◆ Brief:
Reply with one number: the count of lines in the data that hold the string "Binson".

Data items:
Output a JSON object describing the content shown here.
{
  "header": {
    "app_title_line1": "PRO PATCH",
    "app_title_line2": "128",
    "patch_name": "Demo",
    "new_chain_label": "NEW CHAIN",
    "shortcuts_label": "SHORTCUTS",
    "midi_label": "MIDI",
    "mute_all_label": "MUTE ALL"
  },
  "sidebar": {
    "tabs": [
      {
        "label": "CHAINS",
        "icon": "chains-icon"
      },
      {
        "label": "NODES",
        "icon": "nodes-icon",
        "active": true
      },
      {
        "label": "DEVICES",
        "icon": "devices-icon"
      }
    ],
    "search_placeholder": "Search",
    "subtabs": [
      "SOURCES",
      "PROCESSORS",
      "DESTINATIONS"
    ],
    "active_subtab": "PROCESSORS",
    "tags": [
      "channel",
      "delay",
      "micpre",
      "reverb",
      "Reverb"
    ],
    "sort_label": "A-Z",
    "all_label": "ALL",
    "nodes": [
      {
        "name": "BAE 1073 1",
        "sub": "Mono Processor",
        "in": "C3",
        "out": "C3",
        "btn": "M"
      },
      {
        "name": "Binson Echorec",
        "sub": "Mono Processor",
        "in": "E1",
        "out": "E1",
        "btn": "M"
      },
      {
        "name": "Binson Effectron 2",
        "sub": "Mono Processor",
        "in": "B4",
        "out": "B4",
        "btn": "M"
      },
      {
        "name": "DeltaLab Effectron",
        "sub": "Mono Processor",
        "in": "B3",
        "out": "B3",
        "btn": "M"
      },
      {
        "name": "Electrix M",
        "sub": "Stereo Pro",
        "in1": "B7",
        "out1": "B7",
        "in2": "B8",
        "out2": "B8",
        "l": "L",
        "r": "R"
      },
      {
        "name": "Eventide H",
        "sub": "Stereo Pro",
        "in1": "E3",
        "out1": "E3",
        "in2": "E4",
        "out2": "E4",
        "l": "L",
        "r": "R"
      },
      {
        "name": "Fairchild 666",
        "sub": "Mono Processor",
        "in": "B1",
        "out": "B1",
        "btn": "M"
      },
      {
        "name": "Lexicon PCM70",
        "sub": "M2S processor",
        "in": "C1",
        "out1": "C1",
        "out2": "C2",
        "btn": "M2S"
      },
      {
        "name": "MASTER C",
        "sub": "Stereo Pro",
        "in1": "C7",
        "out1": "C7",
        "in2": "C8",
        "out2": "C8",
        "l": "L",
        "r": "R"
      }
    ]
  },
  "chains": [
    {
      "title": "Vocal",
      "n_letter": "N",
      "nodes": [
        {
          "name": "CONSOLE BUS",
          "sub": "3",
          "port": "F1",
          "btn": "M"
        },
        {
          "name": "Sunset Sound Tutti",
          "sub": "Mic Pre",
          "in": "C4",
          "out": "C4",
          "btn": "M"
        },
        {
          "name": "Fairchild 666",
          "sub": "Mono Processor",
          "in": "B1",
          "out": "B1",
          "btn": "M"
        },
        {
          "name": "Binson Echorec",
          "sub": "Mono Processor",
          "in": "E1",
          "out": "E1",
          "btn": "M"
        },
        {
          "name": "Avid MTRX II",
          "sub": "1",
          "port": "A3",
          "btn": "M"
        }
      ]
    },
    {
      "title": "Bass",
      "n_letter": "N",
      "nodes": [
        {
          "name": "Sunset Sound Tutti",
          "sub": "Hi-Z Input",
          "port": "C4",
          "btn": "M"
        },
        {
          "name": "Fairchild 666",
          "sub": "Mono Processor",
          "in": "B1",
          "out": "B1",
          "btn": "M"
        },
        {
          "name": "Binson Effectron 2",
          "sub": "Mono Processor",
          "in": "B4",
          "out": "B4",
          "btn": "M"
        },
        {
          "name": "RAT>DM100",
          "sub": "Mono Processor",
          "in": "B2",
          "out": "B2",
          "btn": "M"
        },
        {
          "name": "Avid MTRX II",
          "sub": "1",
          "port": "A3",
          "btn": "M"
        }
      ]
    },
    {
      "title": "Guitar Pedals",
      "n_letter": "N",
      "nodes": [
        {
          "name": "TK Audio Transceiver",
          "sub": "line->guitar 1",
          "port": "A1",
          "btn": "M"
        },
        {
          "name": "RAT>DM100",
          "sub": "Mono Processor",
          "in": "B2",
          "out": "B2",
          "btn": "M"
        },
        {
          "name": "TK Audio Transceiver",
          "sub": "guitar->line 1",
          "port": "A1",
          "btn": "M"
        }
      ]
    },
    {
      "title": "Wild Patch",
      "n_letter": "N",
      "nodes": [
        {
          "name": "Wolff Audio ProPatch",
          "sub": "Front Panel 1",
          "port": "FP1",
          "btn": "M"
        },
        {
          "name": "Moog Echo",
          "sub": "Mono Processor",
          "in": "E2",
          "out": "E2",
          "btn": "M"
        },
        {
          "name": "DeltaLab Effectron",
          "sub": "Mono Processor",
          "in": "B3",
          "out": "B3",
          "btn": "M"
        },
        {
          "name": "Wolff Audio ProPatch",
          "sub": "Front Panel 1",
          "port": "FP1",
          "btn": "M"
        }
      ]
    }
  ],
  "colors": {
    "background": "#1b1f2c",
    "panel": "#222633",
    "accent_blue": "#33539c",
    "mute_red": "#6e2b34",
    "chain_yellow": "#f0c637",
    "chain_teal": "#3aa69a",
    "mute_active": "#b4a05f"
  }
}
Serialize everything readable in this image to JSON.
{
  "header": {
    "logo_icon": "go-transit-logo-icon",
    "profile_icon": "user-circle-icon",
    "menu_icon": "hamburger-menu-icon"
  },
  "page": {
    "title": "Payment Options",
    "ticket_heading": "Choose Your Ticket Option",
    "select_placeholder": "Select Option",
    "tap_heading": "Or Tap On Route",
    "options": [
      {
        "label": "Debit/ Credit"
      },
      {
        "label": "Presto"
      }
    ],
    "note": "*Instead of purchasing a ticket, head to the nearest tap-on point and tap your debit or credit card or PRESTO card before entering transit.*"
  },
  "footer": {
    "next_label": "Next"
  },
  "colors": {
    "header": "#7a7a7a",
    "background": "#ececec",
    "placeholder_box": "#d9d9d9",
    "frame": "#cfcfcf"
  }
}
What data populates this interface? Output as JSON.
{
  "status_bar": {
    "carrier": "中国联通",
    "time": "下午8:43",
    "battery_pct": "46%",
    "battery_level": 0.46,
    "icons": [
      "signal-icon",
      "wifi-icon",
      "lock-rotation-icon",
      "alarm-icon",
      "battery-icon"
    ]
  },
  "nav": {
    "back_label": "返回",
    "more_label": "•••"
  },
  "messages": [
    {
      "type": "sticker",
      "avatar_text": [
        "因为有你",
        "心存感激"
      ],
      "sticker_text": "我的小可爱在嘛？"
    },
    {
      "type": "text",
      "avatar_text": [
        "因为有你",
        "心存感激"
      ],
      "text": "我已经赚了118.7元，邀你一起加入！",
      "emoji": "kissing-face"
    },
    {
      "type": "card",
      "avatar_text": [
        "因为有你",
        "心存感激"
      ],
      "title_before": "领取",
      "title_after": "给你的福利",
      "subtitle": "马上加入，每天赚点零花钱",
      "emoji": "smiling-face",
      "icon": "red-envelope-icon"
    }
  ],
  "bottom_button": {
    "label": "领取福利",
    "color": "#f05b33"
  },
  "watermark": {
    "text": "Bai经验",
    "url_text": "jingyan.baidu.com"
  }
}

◆ Answer box:
4